**Exercise**
Whenever a line in this data holds the word "starts", report that line in full.
----
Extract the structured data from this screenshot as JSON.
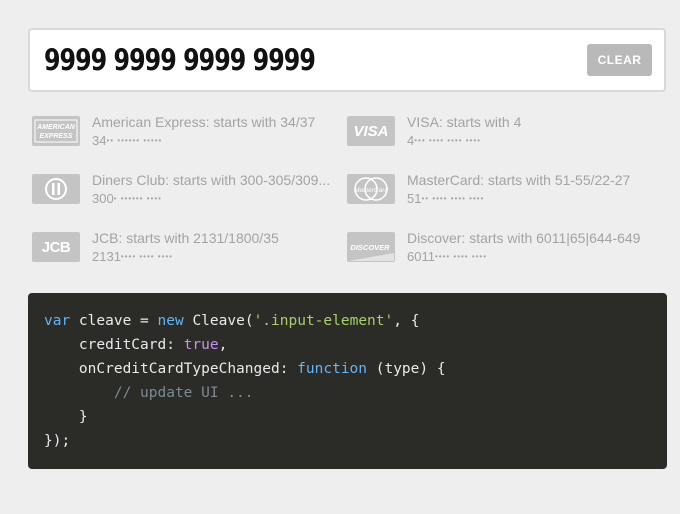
{
  "input": {
    "value": "9999 9999 9999 9999",
    "placeholder": ""
  },
  "clear_button": {
    "label": "CLEAR"
  },
  "cards": [
    {
      "logo": "AMERICAN EXPRESS",
      "icon": "amex-logo-icon",
      "description": "American Express: starts with 34/37",
      "mask_prefix": "34",
      "mask_dots": "•• •••••• •••••"
    },
    {
      "logo": "VISA",
      "icon": "visa-logo-icon",
      "description": "VISA: starts with 4",
      "mask_prefix": "4",
      "mask_dots": "••• •••• •••• ••••"
    },
    {
      "logo": "",
      "icon": "diners-club-logo-icon",
      "description": "Diners Club: starts with 300-305/309...",
      "mask_prefix": "300",
      "mask_dots": "• •••••• ••••"
    },
    {
      "logo": "MasterCard",
      "icon": "mastercard-logo-icon",
      "description": "MasterCard: starts with 51-55/22-27",
      "mask_prefix": "51",
      "mask_dots": "•• •••• •••• ••••"
    },
    {
      "logo": "JCB",
      "icon": "jcb-logo-icon",
      "description": "JCB: starts with 2131/1800/35",
      "mask_prefix": "2131",
      "mask_dots": "•••• •••• ••••"
    },
    {
      "logo": "DISCOVER",
      "icon": "discover-logo-icon",
      "description": "Discover: starts with 6011|65|644-649",
      "mask_prefix": "6011",
      "mask_dots": "•••• •••• ••••"
    }
  ],
  "code": {
    "line1": {
      "kw_var": "var",
      "text1": " cleave = ",
      "kw_new": "new",
      "text2": " Cleave(",
      "str": "'.input-element'",
      "text3": ", {"
    },
    "line2": {
      "key": "    creditCard: ",
      "bool": "true",
      "end": ","
    },
    "line3": {
      "key": "    onCreditCardTypeChanged: ",
      "kw_fn": "function",
      "end": " (type) {"
    },
    "line4": {
      "comment": "        // update UI ..."
    },
    "line5": {
      "text": "    }"
    },
    "line6": {
      "text": "});"
    }
  },
  "colors": {
    "background": "#eeeeee",
    "code_bg": "#2b2b28",
    "keyword": "#64b5f6",
    "string": "#a8d06a",
    "boolean": "#c792ea",
    "comment": "#7c8a94",
    "muted": "#a3a3a3"
  }
}
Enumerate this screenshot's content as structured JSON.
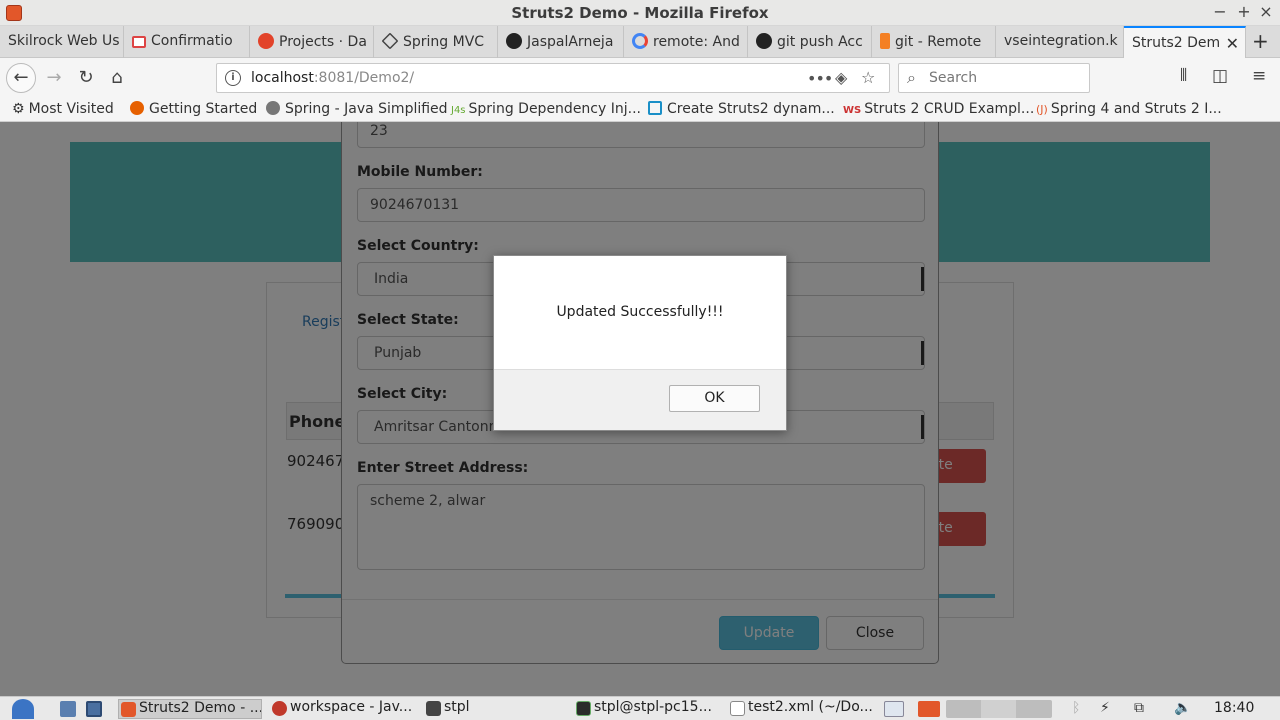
{
  "window": {
    "title": "Struts2 Demo - Mozilla Firefox"
  },
  "tabs": [
    {
      "label": "Skilrock Web Us",
      "icon": "none"
    },
    {
      "label": "Confirmatio",
      "icon": "gmail-icon"
    },
    {
      "label": "Projects · Da",
      "icon": "gitlab-icon"
    },
    {
      "label": "Spring MVC",
      "icon": "spring-icon"
    },
    {
      "label": "JaspalArneja",
      "icon": "github-icon"
    },
    {
      "label": "remote: And",
      "icon": "google-icon"
    },
    {
      "label": "git push Acc",
      "icon": "github-icon"
    },
    {
      "label": "git - Remote",
      "icon": "stackoverflow-icon"
    },
    {
      "label": "vseintegration.k",
      "icon": "none"
    },
    {
      "label": "Struts2 Dem",
      "icon": "none",
      "active": true
    }
  ],
  "navbar": {
    "url_host": "localhost",
    "url_rest": ":8081/Demo2/",
    "search_placeholder": "Search",
    "more_icon": "•••"
  },
  "bookmarks": [
    {
      "label": "Most Visited",
      "icon": "gear-icon"
    },
    {
      "label": "Getting Started",
      "icon": "firefox-icon"
    },
    {
      "label": "Spring - Java Simplified",
      "icon": "globe-icon"
    },
    {
      "label": "Spring Dependency Inj...",
      "icon": "j4s-icon"
    },
    {
      "label": "Create Struts2 dynam...",
      "icon": "bookmark-icon"
    },
    {
      "label": "Struts 2 CRUD Exampl...",
      "icon": "ws-icon"
    },
    {
      "label": "Spring 4 and Struts 2 I...",
      "icon": "j-icon"
    }
  ],
  "page": {
    "tab_link": "Regist",
    "table_header": "Phone",
    "rows": [
      {
        "phone": "902467",
        "action": "ete"
      },
      {
        "phone": "769090",
        "action": "ete"
      }
    ]
  },
  "modal": {
    "partial_value": "23",
    "fields": {
      "mobile_label": "Mobile Number:",
      "mobile_value": "9024670131",
      "country_label": "Select Country:",
      "country_value": "India",
      "state_label": "Select State:",
      "state_value": "Punjab",
      "city_label": "Select City:",
      "city_value": "Amritsar Cantonment",
      "street_label": "Enter Street Address:",
      "street_value": "scheme 2, alwar"
    },
    "update_label": "Update",
    "close_label": "Close"
  },
  "alert": {
    "message": "Updated Successfully!!!",
    "ok_label": "OK"
  },
  "taskbar": {
    "items": [
      {
        "label": "Struts2 Demo - ...",
        "active": true
      },
      {
        "label": "workspace - Jav..."
      },
      {
        "label": "stpl"
      },
      {
        "label": "stpl@stpl-pc15..."
      },
      {
        "label": "test2.xml (~/Do..."
      }
    ],
    "clock": "18:40"
  },
  "colors": {
    "banner": "#5bc0be",
    "update_button": "#5bc0de",
    "delete_button": "#d9534f",
    "active_tab_accent": "#0a84ff"
  }
}
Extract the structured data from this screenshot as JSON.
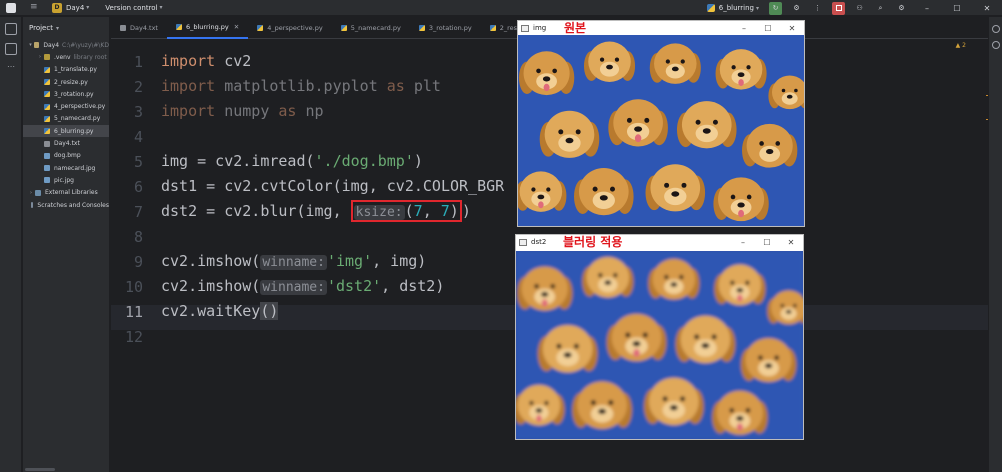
{
  "titlebar": {
    "project_badge": "D",
    "project_name": "Day4",
    "version_control": "Version control",
    "run_config": "6_blurring"
  },
  "project_panel": {
    "title": "Project",
    "tree": [
      {
        "label": "Day4",
        "muted": "C:\\#\\yuzy\\#\\KD",
        "type": "folder",
        "level": 0,
        "arrow": "v"
      },
      {
        "label": ".venv",
        "muted": "library root",
        "type": "venv",
        "level": 1,
        "arrow": ">"
      },
      {
        "label": "1_translate.py",
        "muted": "",
        "type": "py",
        "level": 1,
        "arrow": ""
      },
      {
        "label": "2_resize.py",
        "muted": "",
        "type": "py",
        "level": 1,
        "arrow": ""
      },
      {
        "label": "3_rotation.py",
        "muted": "",
        "type": "py",
        "level": 1,
        "arrow": ""
      },
      {
        "label": "4_perspective.py",
        "muted": "",
        "type": "py",
        "level": 1,
        "arrow": ""
      },
      {
        "label": "5_namecard.py",
        "muted": "",
        "type": "py",
        "level": 1,
        "arrow": ""
      },
      {
        "label": "6_blurring.py",
        "muted": "",
        "type": "py",
        "level": 1,
        "arrow": "",
        "selected": true
      },
      {
        "label": "Day4.txt",
        "muted": "",
        "type": "txt",
        "level": 1,
        "arrow": ""
      },
      {
        "label": "dog.bmp",
        "muted": "",
        "type": "img",
        "level": 1,
        "arrow": ""
      },
      {
        "label": "namecard.jpg",
        "muted": "",
        "type": "img",
        "level": 1,
        "arrow": ""
      },
      {
        "label": "pic.jpg",
        "muted": "",
        "type": "img",
        "level": 1,
        "arrow": ""
      },
      {
        "label": "External Libraries",
        "muted": "",
        "type": "lib",
        "level": 0,
        "arrow": ">"
      },
      {
        "label": "Scratches and Consoles",
        "muted": "",
        "type": "scr",
        "level": 0,
        "arrow": ""
      }
    ]
  },
  "tabs": [
    {
      "label": "Day4.txt",
      "type": "txt",
      "active": false
    },
    {
      "label": "6_blurring.py",
      "type": "py",
      "active": true
    },
    {
      "label": "4_perspective.py",
      "type": "py",
      "active": false
    },
    {
      "label": "5_namecard.py",
      "type": "py",
      "active": false
    },
    {
      "label": "3_rotation.py",
      "type": "py",
      "active": false
    },
    {
      "label": "2_resize.py",
      "type": "py",
      "active": false
    }
  ],
  "editor": {
    "warning_count": "2",
    "current_line": "11",
    "lines": [
      {
        "n": "1",
        "segs": [
          {
            "t": "import",
            "c": "kw"
          },
          {
            "t": " cv2",
            "c": ""
          }
        ]
      },
      {
        "n": "2",
        "dim": true,
        "segs": [
          {
            "t": "import",
            "c": "kw"
          },
          {
            "t": " matplotlib.pyplot ",
            "c": ""
          },
          {
            "t": "as",
            "c": "kw"
          },
          {
            "t": " plt",
            "c": ""
          }
        ]
      },
      {
        "n": "3",
        "dim": true,
        "segs": [
          {
            "t": "import",
            "c": "kw"
          },
          {
            "t": " numpy ",
            "c": ""
          },
          {
            "t": "as",
            "c": "kw"
          },
          {
            "t": " np",
            "c": ""
          }
        ]
      },
      {
        "n": "4",
        "segs": []
      },
      {
        "n": "5",
        "segs": [
          {
            "t": "img = cv2.imread(",
            "c": ""
          },
          {
            "t": "'./dog.bmp'",
            "c": "str"
          },
          {
            "t": ")",
            "c": ""
          }
        ]
      },
      {
        "n": "6",
        "segs": [
          {
            "t": "dst1 = cv2.cvtColor(img, cv2.COLOR_BGR",
            "c": ""
          }
        ]
      },
      {
        "n": "7",
        "segs": [
          {
            "t": "dst2 = cv2.blur(img, ",
            "c": ""
          },
          {
            "t": "ksize:",
            "c": "hint",
            "box": true
          },
          {
            "t": "(",
            "c": "",
            "box": true
          },
          {
            "t": "7",
            "c": "num",
            "box": true
          },
          {
            "t": ", ",
            "c": "",
            "box": true
          },
          {
            "t": "7",
            "c": "num",
            "box": true
          },
          {
            "t": ")",
            "c": "",
            "box": true
          },
          {
            "t": ")",
            "c": ""
          }
        ]
      },
      {
        "n": "8",
        "segs": []
      },
      {
        "n": "9",
        "segs": [
          {
            "t": "cv2.imshow(",
            "c": ""
          },
          {
            "t": "winname:",
            "c": "hint"
          },
          {
            "t": "'img'",
            "c": "str"
          },
          {
            "t": ", img)",
            "c": ""
          }
        ]
      },
      {
        "n": "10",
        "segs": [
          {
            "t": "cv2.imshow(",
            "c": ""
          },
          {
            "t": "winname:",
            "c": "hint"
          },
          {
            "t": "'dst2'",
            "c": "str"
          },
          {
            "t": ", dst2)",
            "c": ""
          }
        ]
      },
      {
        "n": "11",
        "segs": [
          {
            "t": "cv2.waitKey",
            "c": ""
          },
          {
            "t": "()",
            "c": "paren"
          }
        ]
      },
      {
        "n": "12",
        "segs": []
      }
    ]
  },
  "windows": {
    "original": {
      "title": "img",
      "label": "원본",
      "minimize": "–",
      "maximize": "☐",
      "close": "✕"
    },
    "blurred": {
      "title": "dst2",
      "label": "블러링 적용",
      "minimize": "–",
      "maximize": "☐",
      "close": "✕"
    }
  },
  "colors": {
    "accent": "#3574f0",
    "highlight_box": "#e0272e",
    "window_label": "#e0141c"
  }
}
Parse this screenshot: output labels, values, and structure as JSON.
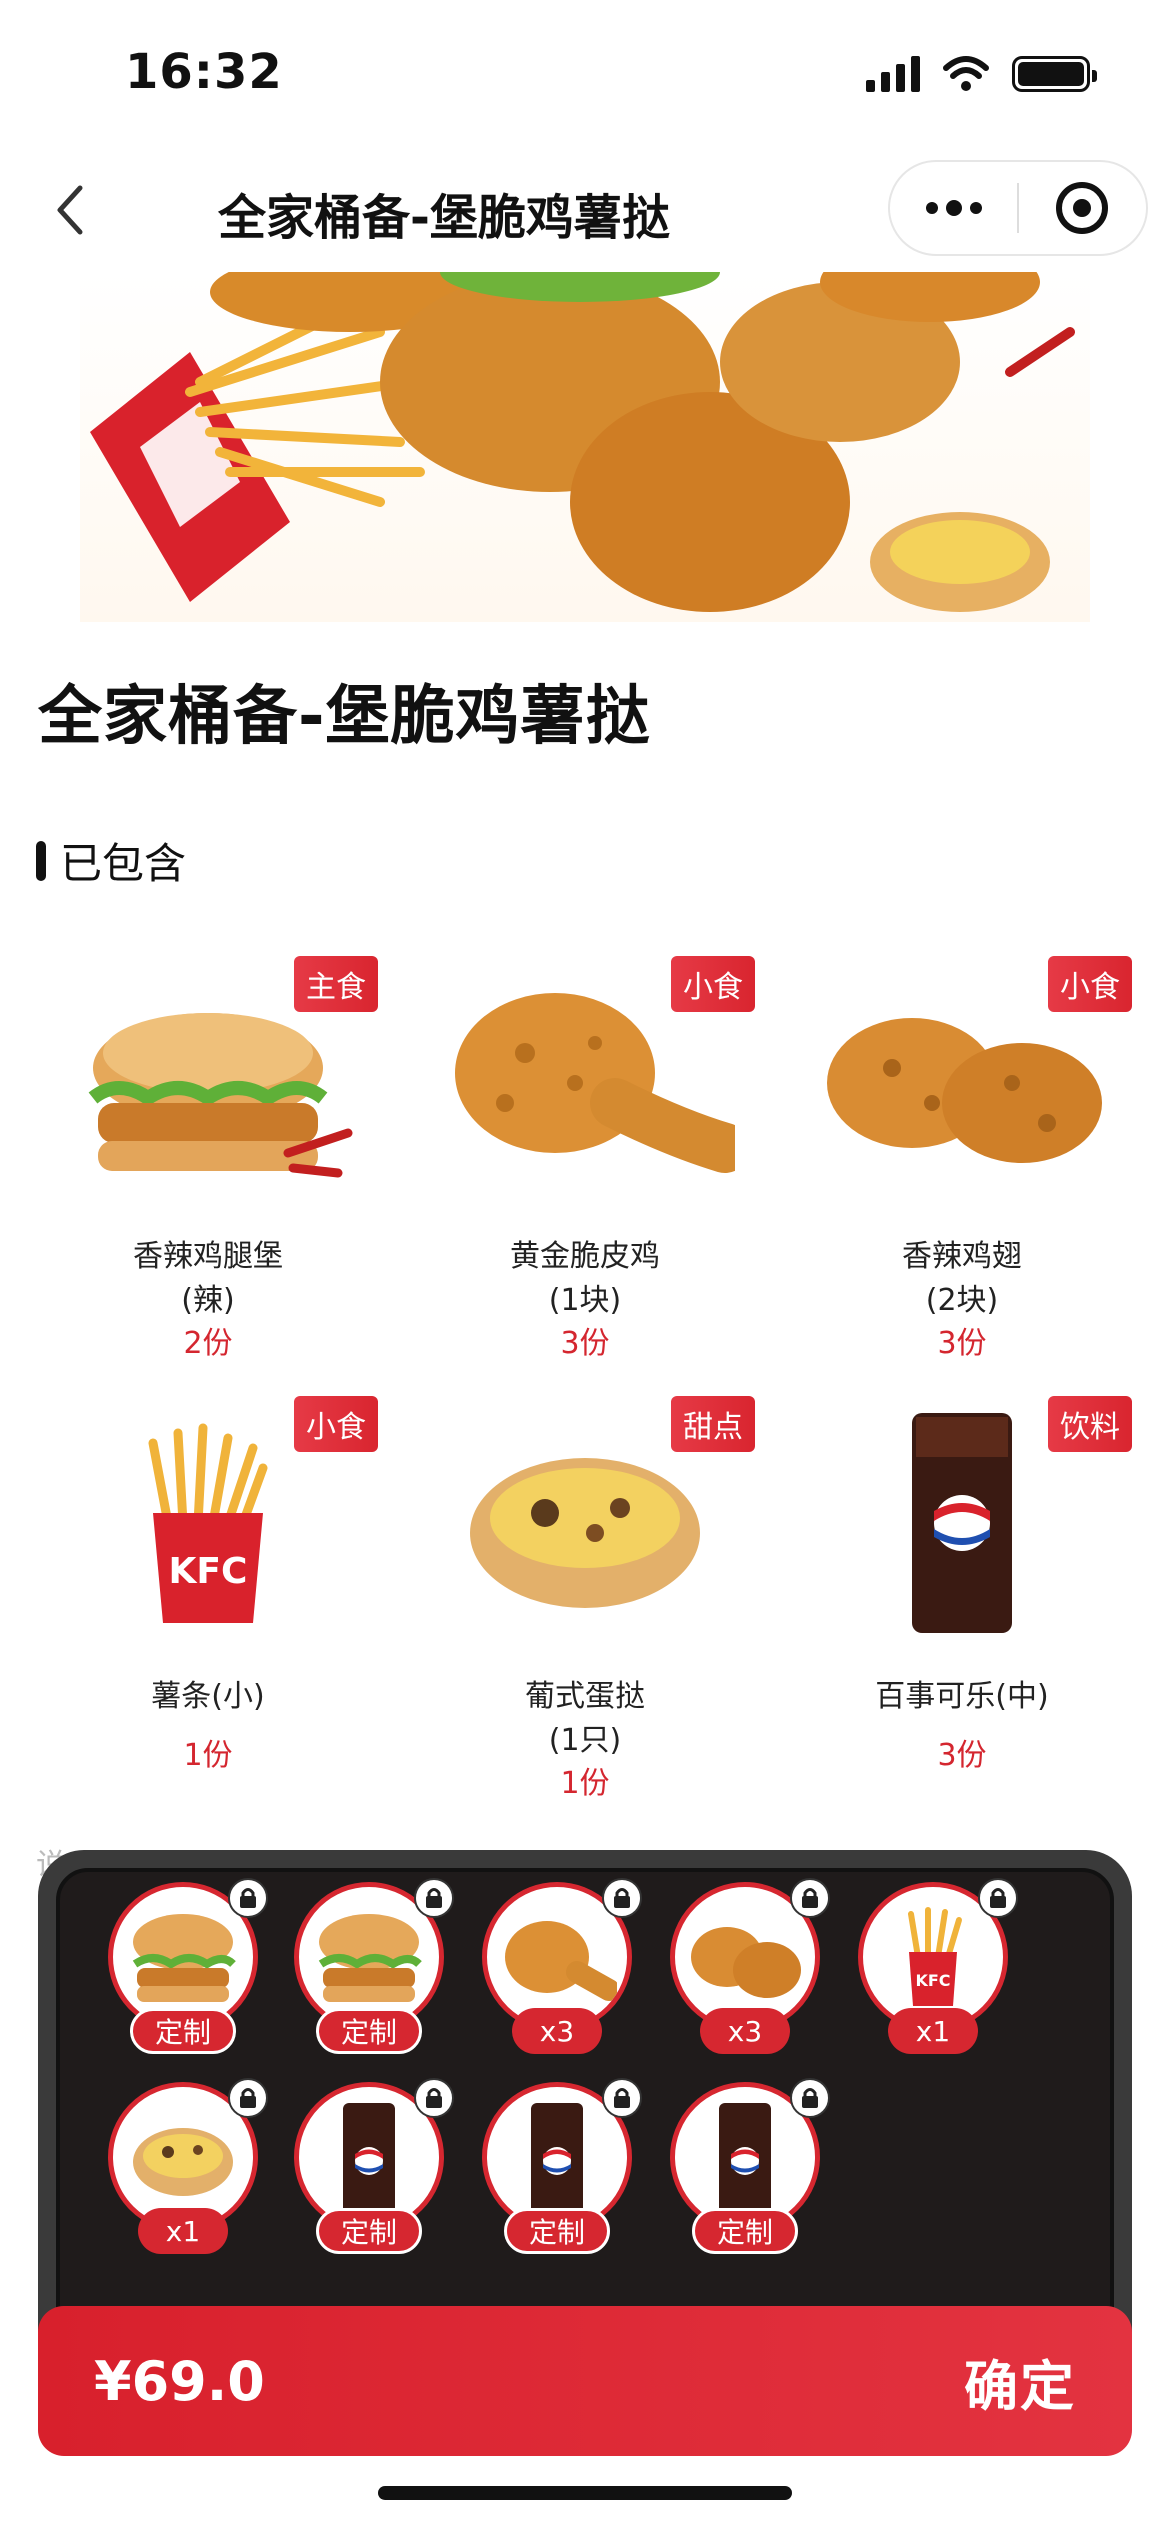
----
**Answer**
      "description": "American Express: starts with 34/37",
      "description": "VISA: starts with 4",
      "description": "Diners Club: starts with 300-305/309...",
      "description": "MasterCard: starts with 51-55/22-27",
      "description": "JCB: starts with 2131/1800/35",
      "description": "Discover: starts with 6011|65|644-649",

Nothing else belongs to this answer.